SOURCE RECORDS
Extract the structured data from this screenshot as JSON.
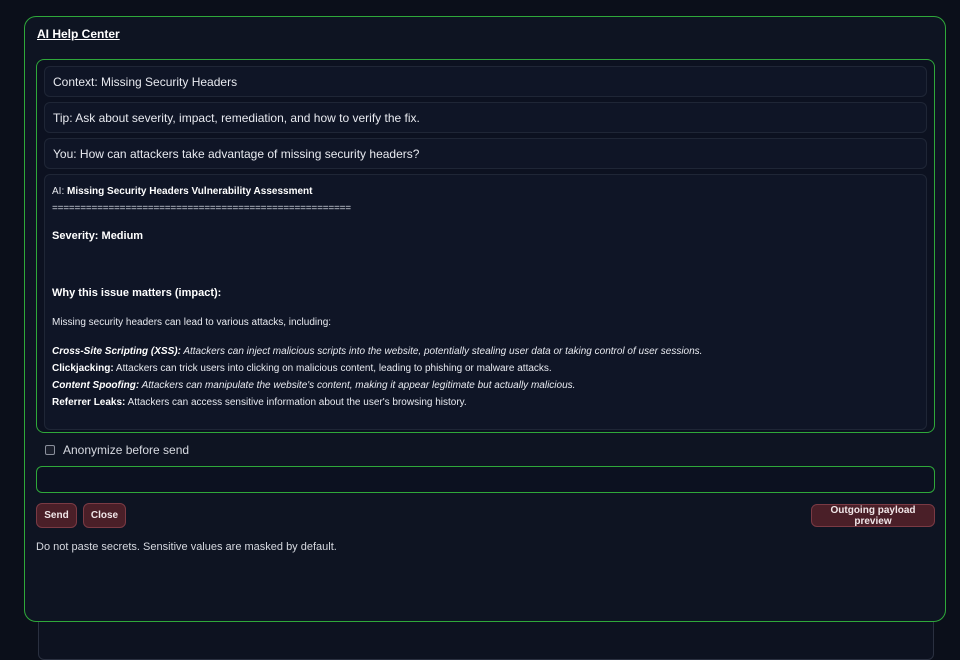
{
  "dialog": {
    "title": "AI Help Center"
  },
  "chat": {
    "context": "Context: Missing Security Headers",
    "tip": "Tip: Ask about severity, impact, remediation, and how to verify the fix.",
    "user_message": "You: How can attackers take advantage of missing security headers?",
    "ai": {
      "prefix": "AI: ",
      "heading": "Missing Security Headers Vulnerability Assessment",
      "separator": "=====================================================",
      "severity": "Severity: Medium",
      "why_heading": "Why this issue matters (impact):",
      "intro": "Missing security headers can lead to various attacks, including:",
      "items": [
        {
          "term": "Cross-Site Scripting (XSS):",
          "desc": " Attackers can inject malicious scripts into the website, potentially stealing user data or taking control of user sessions.",
          "italic": true
        },
        {
          "term": "Clickjacking:",
          "desc": " Attackers can trick users into clicking on malicious content, leading to phishing or malware attacks.",
          "italic": false
        },
        {
          "term": "Content Spoofing:",
          "desc": " Attackers can manipulate the website's content, making it appear legitimate but actually malicious.",
          "italic": true
        },
        {
          "term": "Referrer Leaks:",
          "desc": " Attackers can access sensitive information about the user's browsing history.",
          "italic": false
        }
      ]
    }
  },
  "anonymize": {
    "label": "Anonymize before send",
    "checked": false
  },
  "input": {
    "value": "",
    "placeholder": ""
  },
  "buttons": {
    "send": "Send",
    "close": "Close",
    "preview": "Outgoing payload preview"
  },
  "footer_note": "Do not paste secrets. Sensitive values are masked by default.",
  "colors": {
    "accent_border": "#2fa83a",
    "button_bg": "#4a1f28",
    "background": "#0b0f1a"
  }
}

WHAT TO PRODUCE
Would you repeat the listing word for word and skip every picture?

ANSWER FOR THIS EXERCISE
Extract the structured data from this screenshot as JSON.
{
  "dialog": {
    "title": "AI Help Center"
  },
  "chat": {
    "context": "Context: Missing Security Headers",
    "tip": "Tip: Ask about severity, impact, remediation, and how to verify the fix.",
    "user_message": "You: How can attackers take advantage of missing security headers?",
    "ai": {
      "prefix": "AI: ",
      "heading": "Missing Security Headers Vulnerability Assessment",
      "separator": "=====================================================",
      "severity": "Severity: Medium",
      "why_heading": "Why this issue matters (impact):",
      "intro": "Missing security headers can lead to various attacks, including:",
      "items": [
        {
          "term": "Cross-Site Scripting (XSS):",
          "desc": " Attackers can inject malicious scripts into the website, potentially stealing user data or taking control of user sessions.",
          "italic": true
        },
        {
          "term": "Clickjacking:",
          "desc": " Attackers can trick users into clicking on malicious content, leading to phishing or malware attacks.",
          "italic": false
        },
        {
          "term": "Content Spoofing:",
          "desc": " Attackers can manipulate the website's content, making it appear legitimate but actually malicious.",
          "italic": true
        },
        {
          "term": "Referrer Leaks:",
          "desc": " Attackers can access sensitive information about the user's browsing history.",
          "italic": false
        }
      ]
    }
  },
  "anonymize": {
    "label": "Anonymize before send",
    "checked": false
  },
  "input": {
    "value": "",
    "placeholder": ""
  },
  "buttons": {
    "send": "Send",
    "close": "Close",
    "preview": "Outgoing payload preview"
  },
  "footer_note": "Do not paste secrets. Sensitive values are masked by default.",
  "colors": {
    "accent_border": "#2fa83a",
    "button_bg": "#4a1f28",
    "background": "#0b0f1a"
  }
}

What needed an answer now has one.